Print the data below exactly as it stands, and keep the pictures out.

> DATA EXCERPTS
::::
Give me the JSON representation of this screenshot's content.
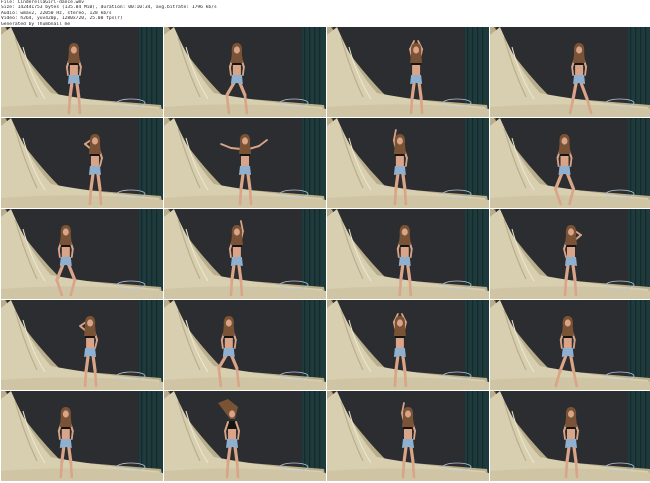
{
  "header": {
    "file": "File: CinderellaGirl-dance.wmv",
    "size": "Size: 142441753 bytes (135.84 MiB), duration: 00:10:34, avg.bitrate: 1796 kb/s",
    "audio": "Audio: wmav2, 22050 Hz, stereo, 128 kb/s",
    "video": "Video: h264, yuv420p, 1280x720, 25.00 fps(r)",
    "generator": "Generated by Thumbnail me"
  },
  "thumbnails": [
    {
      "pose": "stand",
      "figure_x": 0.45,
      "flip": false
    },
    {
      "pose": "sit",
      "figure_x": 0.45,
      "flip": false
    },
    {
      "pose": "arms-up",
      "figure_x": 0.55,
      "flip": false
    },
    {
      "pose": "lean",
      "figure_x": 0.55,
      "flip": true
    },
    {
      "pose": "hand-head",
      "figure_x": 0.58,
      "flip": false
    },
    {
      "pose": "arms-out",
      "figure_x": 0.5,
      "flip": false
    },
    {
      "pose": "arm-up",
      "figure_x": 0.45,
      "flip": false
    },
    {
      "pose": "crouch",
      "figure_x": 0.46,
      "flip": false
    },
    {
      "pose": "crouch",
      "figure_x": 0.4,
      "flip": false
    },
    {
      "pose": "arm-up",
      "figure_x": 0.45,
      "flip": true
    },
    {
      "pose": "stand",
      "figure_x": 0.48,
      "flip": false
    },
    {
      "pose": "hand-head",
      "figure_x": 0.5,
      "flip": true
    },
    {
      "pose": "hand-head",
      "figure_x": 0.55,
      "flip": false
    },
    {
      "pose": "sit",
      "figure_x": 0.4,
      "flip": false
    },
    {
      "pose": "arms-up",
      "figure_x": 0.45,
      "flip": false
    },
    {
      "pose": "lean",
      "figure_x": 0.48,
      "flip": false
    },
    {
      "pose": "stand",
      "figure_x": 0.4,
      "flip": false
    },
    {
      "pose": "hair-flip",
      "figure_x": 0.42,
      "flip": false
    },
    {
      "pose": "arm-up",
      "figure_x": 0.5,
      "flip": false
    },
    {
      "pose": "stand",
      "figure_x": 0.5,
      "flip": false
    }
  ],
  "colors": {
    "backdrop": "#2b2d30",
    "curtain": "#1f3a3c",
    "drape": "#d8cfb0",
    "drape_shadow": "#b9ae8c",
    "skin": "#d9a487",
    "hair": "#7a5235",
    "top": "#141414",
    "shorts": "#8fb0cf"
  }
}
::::
> ANSWER FOR THE TASK
Give me the JSON representation of this screenshot's content.
{
  "header": {
    "file": "File: CinderellaGirl-dance.wmv",
    "size": "Size: 142441753 bytes (135.84 MiB), duration: 00:10:34, avg.bitrate: 1796 kb/s",
    "audio": "Audio: wmav2, 22050 Hz, stereo, 128 kb/s",
    "video": "Video: h264, yuv420p, 1280x720, 25.00 fps(r)",
    "generator": "Generated by Thumbnail me"
  },
  "thumbnails": [
    {
      "pose": "stand",
      "figure_x": 0.45,
      "flip": false
    },
    {
      "pose": "sit",
      "figure_x": 0.45,
      "flip": false
    },
    {
      "pose": "arms-up",
      "figure_x": 0.55,
      "flip": false
    },
    {
      "pose": "lean",
      "figure_x": 0.55,
      "flip": true
    },
    {
      "pose": "hand-head",
      "figure_x": 0.58,
      "flip": false
    },
    {
      "pose": "arms-out",
      "figure_x": 0.5,
      "flip": false
    },
    {
      "pose": "arm-up",
      "figure_x": 0.45,
      "flip": false
    },
    {
      "pose": "crouch",
      "figure_x": 0.46,
      "flip": false
    },
    {
      "pose": "crouch",
      "figure_x": 0.4,
      "flip": false
    },
    {
      "pose": "arm-up",
      "figure_x": 0.45,
      "flip": true
    },
    {
      "pose": "stand",
      "figure_x": 0.48,
      "flip": false
    },
    {
      "pose": "hand-head",
      "figure_x": 0.5,
      "flip": true
    },
    {
      "pose": "hand-head",
      "figure_x": 0.55,
      "flip": false
    },
    {
      "pose": "sit",
      "figure_x": 0.4,
      "flip": false
    },
    {
      "pose": "arms-up",
      "figure_x": 0.45,
      "flip": false
    },
    {
      "pose": "lean",
      "figure_x": 0.48,
      "flip": false
    },
    {
      "pose": "stand",
      "figure_x": 0.4,
      "flip": false
    },
    {
      "pose": "hair-flip",
      "figure_x": 0.42,
      "flip": false
    },
    {
      "pose": "arm-up",
      "figure_x": 0.5,
      "flip": false
    },
    {
      "pose": "stand",
      "figure_x": 0.5,
      "flip": false
    }
  ],
  "colors": {
    "backdrop": "#2b2d30",
    "curtain": "#1f3a3c",
    "drape": "#d8cfb0",
    "drape_shadow": "#b9ae8c",
    "skin": "#d9a487",
    "hair": "#7a5235",
    "top": "#141414",
    "shorts": "#8fb0cf"
  }
}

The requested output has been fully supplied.